▶ [Problem]: Treat the line with "Output a JSON" as the starting point. Write it out and every line after it through the end of the listing below, exactly.

▶ [Dataset entries]:
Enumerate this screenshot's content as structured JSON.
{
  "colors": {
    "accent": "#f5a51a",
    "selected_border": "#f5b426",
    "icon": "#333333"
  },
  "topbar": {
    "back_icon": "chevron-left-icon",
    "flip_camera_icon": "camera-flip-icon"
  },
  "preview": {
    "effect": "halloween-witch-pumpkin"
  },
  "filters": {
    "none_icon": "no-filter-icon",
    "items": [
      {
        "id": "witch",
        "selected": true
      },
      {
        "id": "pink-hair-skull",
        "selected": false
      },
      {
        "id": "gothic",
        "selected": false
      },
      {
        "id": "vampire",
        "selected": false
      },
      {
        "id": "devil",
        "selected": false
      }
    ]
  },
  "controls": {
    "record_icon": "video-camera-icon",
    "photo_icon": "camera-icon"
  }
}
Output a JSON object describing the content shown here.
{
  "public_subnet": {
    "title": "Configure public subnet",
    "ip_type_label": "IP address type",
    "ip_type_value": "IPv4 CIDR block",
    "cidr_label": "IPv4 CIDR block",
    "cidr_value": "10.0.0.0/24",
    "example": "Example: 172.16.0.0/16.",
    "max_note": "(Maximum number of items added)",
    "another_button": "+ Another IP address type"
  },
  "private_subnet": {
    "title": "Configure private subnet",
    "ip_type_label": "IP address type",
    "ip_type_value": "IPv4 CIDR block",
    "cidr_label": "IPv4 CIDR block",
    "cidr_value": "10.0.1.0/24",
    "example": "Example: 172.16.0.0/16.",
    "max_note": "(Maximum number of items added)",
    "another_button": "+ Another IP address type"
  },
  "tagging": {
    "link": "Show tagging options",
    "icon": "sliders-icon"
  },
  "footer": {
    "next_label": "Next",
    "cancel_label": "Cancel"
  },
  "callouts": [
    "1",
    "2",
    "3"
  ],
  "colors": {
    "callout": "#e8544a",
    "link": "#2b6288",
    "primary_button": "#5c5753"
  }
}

▶ [Solution]:
Output a JSON object describing the content shown here.
{
  "public_subnet": {
    "title": "Configure public subnet",
    "ip_type_label": "IP address type",
    "ip_type_value": "IPv4 CIDR block",
    "cidr_label": "IPv4 CIDR block",
    "cidr_value": "10.0.0.0/24",
    "example": "Example: 172.16.0.0/16.",
    "max_note": "(Maximum number of items added)",
    "another_button": "+ Another IP address type"
  },
  "private_subnet": {
    "title": "Configure private subnet",
    "ip_type_label": "IP address type",
    "ip_type_value": "IPv4 CIDR block",
    "cidr_label": "IPv4 CIDR block",
    "cidr_value": "10.0.1.0/24",
    "example": "Example: 172.16.0.0/16.",
    "max_note": "(Maximum number of items added)",
    "another_button": "+ Another IP address type"
  },
  "tagging": {
    "link": "Show tagging options",
    "icon": "sliders-icon"
  },
  "footer": {
    "next_label": "Next",
    "cancel_label": "Cancel"
  },
  "callouts": [
    "1",
    "2",
    "3"
  ],
  "colors": {
    "callout": "#e8544a",
    "link": "#2b6288",
    "primary_button": "#5c5753"
  }
}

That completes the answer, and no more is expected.